Uttar Pradesh woman suffering from muscular dystrophy writes to President Kovind for passive euthanasia
She had written letters to Prime Minister Narendra Modi and Chief Justice of India Justice Dipak Misra requesting them to provide financial help for their treatment or allow them to end their lives.
KANPUR: A woman and her 33-year-old daughter, suffering from muscular dystrophy, have written to President Ram Nath Kovind seeking permission for passive euthanasia.
Shashi Mishra (59) and her daughter Anamika Mishra, hailing from Kanpur in Uttar Pradesh, have written letters to the President with their plea.
City magistrate Raj Narayan Pandey said, "The letters have been sent directly to the office of the President of India.
Anamika Mishra said that she had written letters to Prime Minister Narendra Modi and Chief Justice of India Justice Dipak Misra requesting them to provide financial help for their treatment or allow them to end their lives.
"My father Ganga Mishra was also suffering from muscular dystrophy, and died almost 15 years ago.

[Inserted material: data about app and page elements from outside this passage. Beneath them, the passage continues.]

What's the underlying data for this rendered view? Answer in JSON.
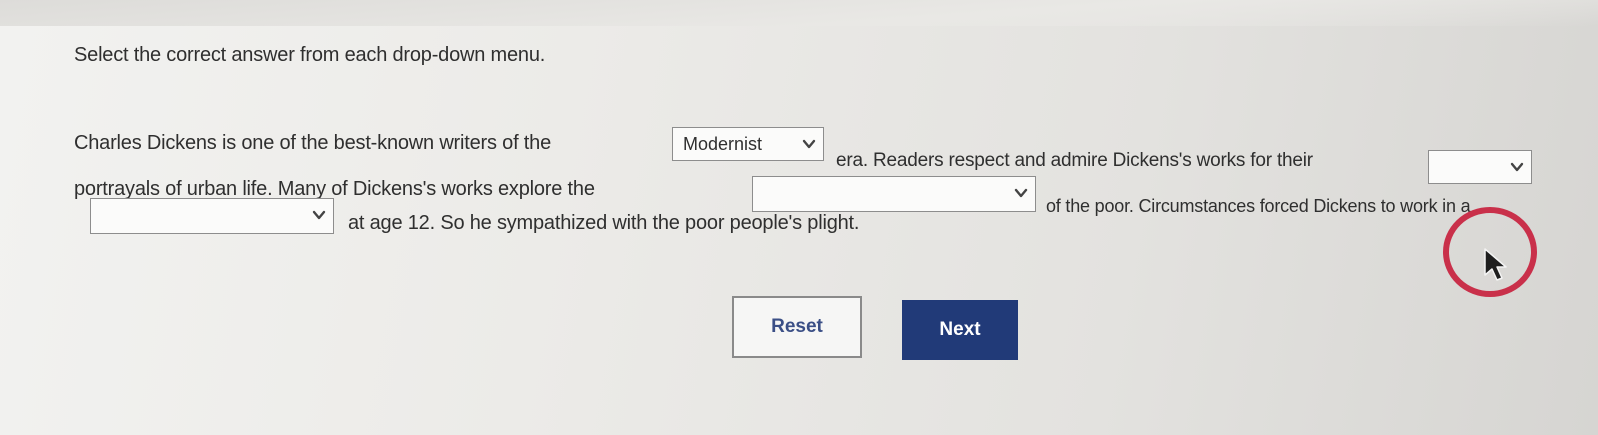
{
  "instruction": "Select the correct answer from each drop-down menu.",
  "passage": {
    "line1_a": "Charles Dickens is one of the best-known writers of the",
    "line1_b": "era. Readers respect and admire Dickens's works for their",
    "line2_a": "portrayals of urban life. Many of Dickens's works explore the",
    "line2_b": "of the poor. Circumstances forced Dickens to work in a",
    "line3_a": "at age 12. So he sympathized with the poor people's plight."
  },
  "dropdowns": {
    "era": {
      "selected": "Modernist"
    },
    "quality": {
      "selected": ""
    },
    "theme": {
      "selected": ""
    },
    "workplace": {
      "selected": ""
    }
  },
  "buttons": {
    "reset": "Reset",
    "next": "Next"
  },
  "colors": {
    "next_bg": "#213a78",
    "reset_text": "#3b4f86",
    "annotation": "#c9304a"
  },
  "icons": {
    "dropdown_chevron": "chevron-down-icon",
    "cursor": "mouse-pointer-icon",
    "annotation": "highlight-circle-icon"
  }
}
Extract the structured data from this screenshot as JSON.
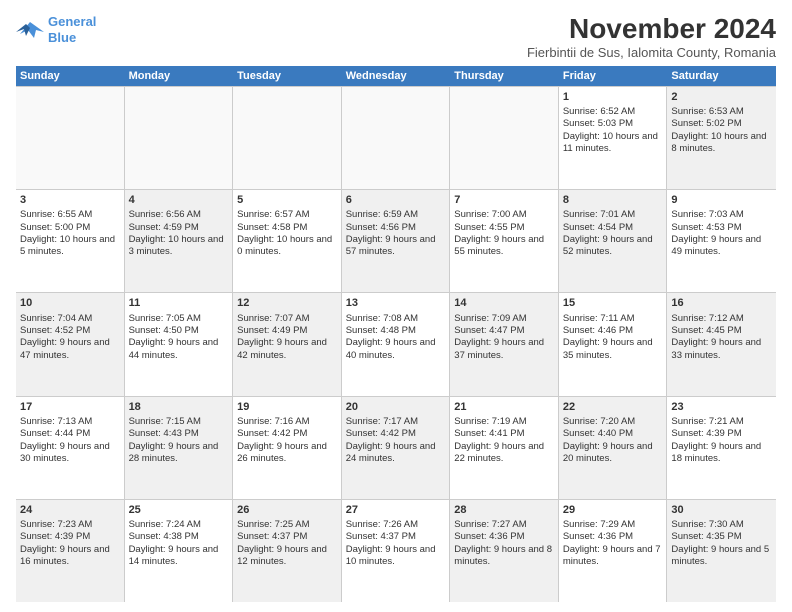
{
  "logo": {
    "line1": "General",
    "line2": "Blue"
  },
  "header": {
    "title": "November 2024",
    "subtitle": "Fierbintii de Sus, Ialomita County, Romania"
  },
  "weekdays": [
    "Sunday",
    "Monday",
    "Tuesday",
    "Wednesday",
    "Thursday",
    "Friday",
    "Saturday"
  ],
  "rows": [
    [
      {
        "day": "",
        "sunrise": "",
        "sunset": "",
        "daylight": "",
        "shaded": false,
        "empty": true
      },
      {
        "day": "",
        "sunrise": "",
        "sunset": "",
        "daylight": "",
        "shaded": false,
        "empty": true
      },
      {
        "day": "",
        "sunrise": "",
        "sunset": "",
        "daylight": "",
        "shaded": false,
        "empty": true
      },
      {
        "day": "",
        "sunrise": "",
        "sunset": "",
        "daylight": "",
        "shaded": false,
        "empty": true
      },
      {
        "day": "",
        "sunrise": "",
        "sunset": "",
        "daylight": "",
        "shaded": false,
        "empty": true
      },
      {
        "day": "1",
        "sunrise": "Sunrise: 6:52 AM",
        "sunset": "Sunset: 5:03 PM",
        "daylight": "Daylight: 10 hours and 11 minutes.",
        "shaded": false,
        "empty": false
      },
      {
        "day": "2",
        "sunrise": "Sunrise: 6:53 AM",
        "sunset": "Sunset: 5:02 PM",
        "daylight": "Daylight: 10 hours and 8 minutes.",
        "shaded": true,
        "empty": false
      }
    ],
    [
      {
        "day": "3",
        "sunrise": "Sunrise: 6:55 AM",
        "sunset": "Sunset: 5:00 PM",
        "daylight": "Daylight: 10 hours and 5 minutes.",
        "shaded": false,
        "empty": false
      },
      {
        "day": "4",
        "sunrise": "Sunrise: 6:56 AM",
        "sunset": "Sunset: 4:59 PM",
        "daylight": "Daylight: 10 hours and 3 minutes.",
        "shaded": true,
        "empty": false
      },
      {
        "day": "5",
        "sunrise": "Sunrise: 6:57 AM",
        "sunset": "Sunset: 4:58 PM",
        "daylight": "Daylight: 10 hours and 0 minutes.",
        "shaded": false,
        "empty": false
      },
      {
        "day": "6",
        "sunrise": "Sunrise: 6:59 AM",
        "sunset": "Sunset: 4:56 PM",
        "daylight": "Daylight: 9 hours and 57 minutes.",
        "shaded": true,
        "empty": false
      },
      {
        "day": "7",
        "sunrise": "Sunrise: 7:00 AM",
        "sunset": "Sunset: 4:55 PM",
        "daylight": "Daylight: 9 hours and 55 minutes.",
        "shaded": false,
        "empty": false
      },
      {
        "day": "8",
        "sunrise": "Sunrise: 7:01 AM",
        "sunset": "Sunset: 4:54 PM",
        "daylight": "Daylight: 9 hours and 52 minutes.",
        "shaded": true,
        "empty": false
      },
      {
        "day": "9",
        "sunrise": "Sunrise: 7:03 AM",
        "sunset": "Sunset: 4:53 PM",
        "daylight": "Daylight: 9 hours and 49 minutes.",
        "shaded": false,
        "empty": false
      }
    ],
    [
      {
        "day": "10",
        "sunrise": "Sunrise: 7:04 AM",
        "sunset": "Sunset: 4:52 PM",
        "daylight": "Daylight: 9 hours and 47 minutes.",
        "shaded": true,
        "empty": false
      },
      {
        "day": "11",
        "sunrise": "Sunrise: 7:05 AM",
        "sunset": "Sunset: 4:50 PM",
        "daylight": "Daylight: 9 hours and 44 minutes.",
        "shaded": false,
        "empty": false
      },
      {
        "day": "12",
        "sunrise": "Sunrise: 7:07 AM",
        "sunset": "Sunset: 4:49 PM",
        "daylight": "Daylight: 9 hours and 42 minutes.",
        "shaded": true,
        "empty": false
      },
      {
        "day": "13",
        "sunrise": "Sunrise: 7:08 AM",
        "sunset": "Sunset: 4:48 PM",
        "daylight": "Daylight: 9 hours and 40 minutes.",
        "shaded": false,
        "empty": false
      },
      {
        "day": "14",
        "sunrise": "Sunrise: 7:09 AM",
        "sunset": "Sunset: 4:47 PM",
        "daylight": "Daylight: 9 hours and 37 minutes.",
        "shaded": true,
        "empty": false
      },
      {
        "day": "15",
        "sunrise": "Sunrise: 7:11 AM",
        "sunset": "Sunset: 4:46 PM",
        "daylight": "Daylight: 9 hours and 35 minutes.",
        "shaded": false,
        "empty": false
      },
      {
        "day": "16",
        "sunrise": "Sunrise: 7:12 AM",
        "sunset": "Sunset: 4:45 PM",
        "daylight": "Daylight: 9 hours and 33 minutes.",
        "shaded": true,
        "empty": false
      }
    ],
    [
      {
        "day": "17",
        "sunrise": "Sunrise: 7:13 AM",
        "sunset": "Sunset: 4:44 PM",
        "daylight": "Daylight: 9 hours and 30 minutes.",
        "shaded": false,
        "empty": false
      },
      {
        "day": "18",
        "sunrise": "Sunrise: 7:15 AM",
        "sunset": "Sunset: 4:43 PM",
        "daylight": "Daylight: 9 hours and 28 minutes.",
        "shaded": true,
        "empty": false
      },
      {
        "day": "19",
        "sunrise": "Sunrise: 7:16 AM",
        "sunset": "Sunset: 4:42 PM",
        "daylight": "Daylight: 9 hours and 26 minutes.",
        "shaded": false,
        "empty": false
      },
      {
        "day": "20",
        "sunrise": "Sunrise: 7:17 AM",
        "sunset": "Sunset: 4:42 PM",
        "daylight": "Daylight: 9 hours and 24 minutes.",
        "shaded": true,
        "empty": false
      },
      {
        "day": "21",
        "sunrise": "Sunrise: 7:19 AM",
        "sunset": "Sunset: 4:41 PM",
        "daylight": "Daylight: 9 hours and 22 minutes.",
        "shaded": false,
        "empty": false
      },
      {
        "day": "22",
        "sunrise": "Sunrise: 7:20 AM",
        "sunset": "Sunset: 4:40 PM",
        "daylight": "Daylight: 9 hours and 20 minutes.",
        "shaded": true,
        "empty": false
      },
      {
        "day": "23",
        "sunrise": "Sunrise: 7:21 AM",
        "sunset": "Sunset: 4:39 PM",
        "daylight": "Daylight: 9 hours and 18 minutes.",
        "shaded": false,
        "empty": false
      }
    ],
    [
      {
        "day": "24",
        "sunrise": "Sunrise: 7:23 AM",
        "sunset": "Sunset: 4:39 PM",
        "daylight": "Daylight: 9 hours and 16 minutes.",
        "shaded": true,
        "empty": false
      },
      {
        "day": "25",
        "sunrise": "Sunrise: 7:24 AM",
        "sunset": "Sunset: 4:38 PM",
        "daylight": "Daylight: 9 hours and 14 minutes.",
        "shaded": false,
        "empty": false
      },
      {
        "day": "26",
        "sunrise": "Sunrise: 7:25 AM",
        "sunset": "Sunset: 4:37 PM",
        "daylight": "Daylight: 9 hours and 12 minutes.",
        "shaded": true,
        "empty": false
      },
      {
        "day": "27",
        "sunrise": "Sunrise: 7:26 AM",
        "sunset": "Sunset: 4:37 PM",
        "daylight": "Daylight: 9 hours and 10 minutes.",
        "shaded": false,
        "empty": false
      },
      {
        "day": "28",
        "sunrise": "Sunrise: 7:27 AM",
        "sunset": "Sunset: 4:36 PM",
        "daylight": "Daylight: 9 hours and 8 minutes.",
        "shaded": true,
        "empty": false
      },
      {
        "day": "29",
        "sunrise": "Sunrise: 7:29 AM",
        "sunset": "Sunset: 4:36 PM",
        "daylight": "Daylight: 9 hours and 7 minutes.",
        "shaded": false,
        "empty": false
      },
      {
        "day": "30",
        "sunrise": "Sunrise: 7:30 AM",
        "sunset": "Sunset: 4:35 PM",
        "daylight": "Daylight: 9 hours and 5 minutes.",
        "shaded": true,
        "empty": false
      }
    ]
  ]
}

After his demise, there is no one to look after the family.
In 1985, my mother came to know that she is suffering from the disease," she said.
Anamika Mishra contracted muscular dystrophy, a genetic disease which leads to increasing weakening and breakdown of skeletal muscles, six years ago.
The city magistrate said, "As far as financial assistance from the state government is concerned, it will be given from the Chief Minister's Relief Fund, and the procedure will be completed after they submit an application.
Anamika Mishra said, "In the past after writing a letter (with blood) to Prime Minister Narendra Modi and then President Pranab Mukherjee, seeking help, a financial assistance of Rs 50,000 was given. The amount was not enough to sustain the mother-daughter duo beyond a few days, she said.
On March 9, in a landmark judgement, the Supreme Court recognised a living will' made by terminally-ill patients for passive euthanasia.
A five-judge constitution bench headed by Chief Justice Dipak Misra said passive euthanasia and advance living will would be 'permissible'.
Living will is a written document that allows a patient to give explicit instructions in advance about the medical treatment to be administered when he or she is terminally ill or no longer able to express informed consent.
Passive euthanasia is a condition where there is withdrawal of medical treatment with the deliberate intention to hasten the death of a terminally-ill patient.